**WORK REQUIRED**
Give back all of the data unchanged. Keep every word as it is.

**SOURCE MATERIAL**
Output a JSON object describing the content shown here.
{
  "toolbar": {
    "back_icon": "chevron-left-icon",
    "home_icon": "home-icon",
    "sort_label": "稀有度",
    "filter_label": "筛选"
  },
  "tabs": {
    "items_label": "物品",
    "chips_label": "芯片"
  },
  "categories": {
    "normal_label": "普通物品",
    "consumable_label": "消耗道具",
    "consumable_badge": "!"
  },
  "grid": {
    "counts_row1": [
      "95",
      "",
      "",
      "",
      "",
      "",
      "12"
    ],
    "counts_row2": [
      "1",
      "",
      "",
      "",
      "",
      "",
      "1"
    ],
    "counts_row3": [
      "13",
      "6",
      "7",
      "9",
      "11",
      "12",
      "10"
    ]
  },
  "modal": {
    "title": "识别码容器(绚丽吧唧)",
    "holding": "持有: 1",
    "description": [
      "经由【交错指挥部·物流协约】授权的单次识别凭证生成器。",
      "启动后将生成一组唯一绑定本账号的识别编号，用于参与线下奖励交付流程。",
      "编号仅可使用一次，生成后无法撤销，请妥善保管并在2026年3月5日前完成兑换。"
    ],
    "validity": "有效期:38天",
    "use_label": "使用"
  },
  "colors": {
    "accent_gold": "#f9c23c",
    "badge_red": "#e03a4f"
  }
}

**ANSWER TO THE PROBLEM**
Output a JSON object describing the content shown here.
{
  "toolbar": {
    "back_icon": "chevron-left-icon",
    "home_icon": "home-icon",
    "sort_label": "稀有度",
    "filter_label": "筛选"
  },
  "tabs": {
    "items_label": "物品",
    "chips_label": "芯片"
  },
  "categories": {
    "normal_label": "普通物品",
    "consumable_label": "消耗道具",
    "consumable_badge": "!"
  },
  "grid": {
    "counts_row1": [
      "95",
      "",
      "",
      "",
      "",
      "",
      "12"
    ],
    "counts_row2": [
      "1",
      "",
      "",
      "",
      "",
      "",
      "1"
    ],
    "counts_row3": [
      "13",
      "6",
      "7",
      "9",
      "11",
      "12",
      "10"
    ]
  },
  "modal": {
    "title": "识别码容器(绚丽吧唧)",
    "holding": "持有: 1",
    "description": [
      "经由【交错指挥部·物流协约】授权的单次识别凭证生成器。",
      "启动后将生成一组唯一绑定本账号的识别编号，用于参与线下奖励交付流程。",
      "编号仅可使用一次，生成后无法撤销，请妥善保管并在2026年3月5日前完成兑换。"
    ],
    "validity": "有效期:38天",
    "use_label": "使用"
  },
  "colors": {
    "accent_gold": "#f9c23c",
    "badge_red": "#e03a4f"
  }
}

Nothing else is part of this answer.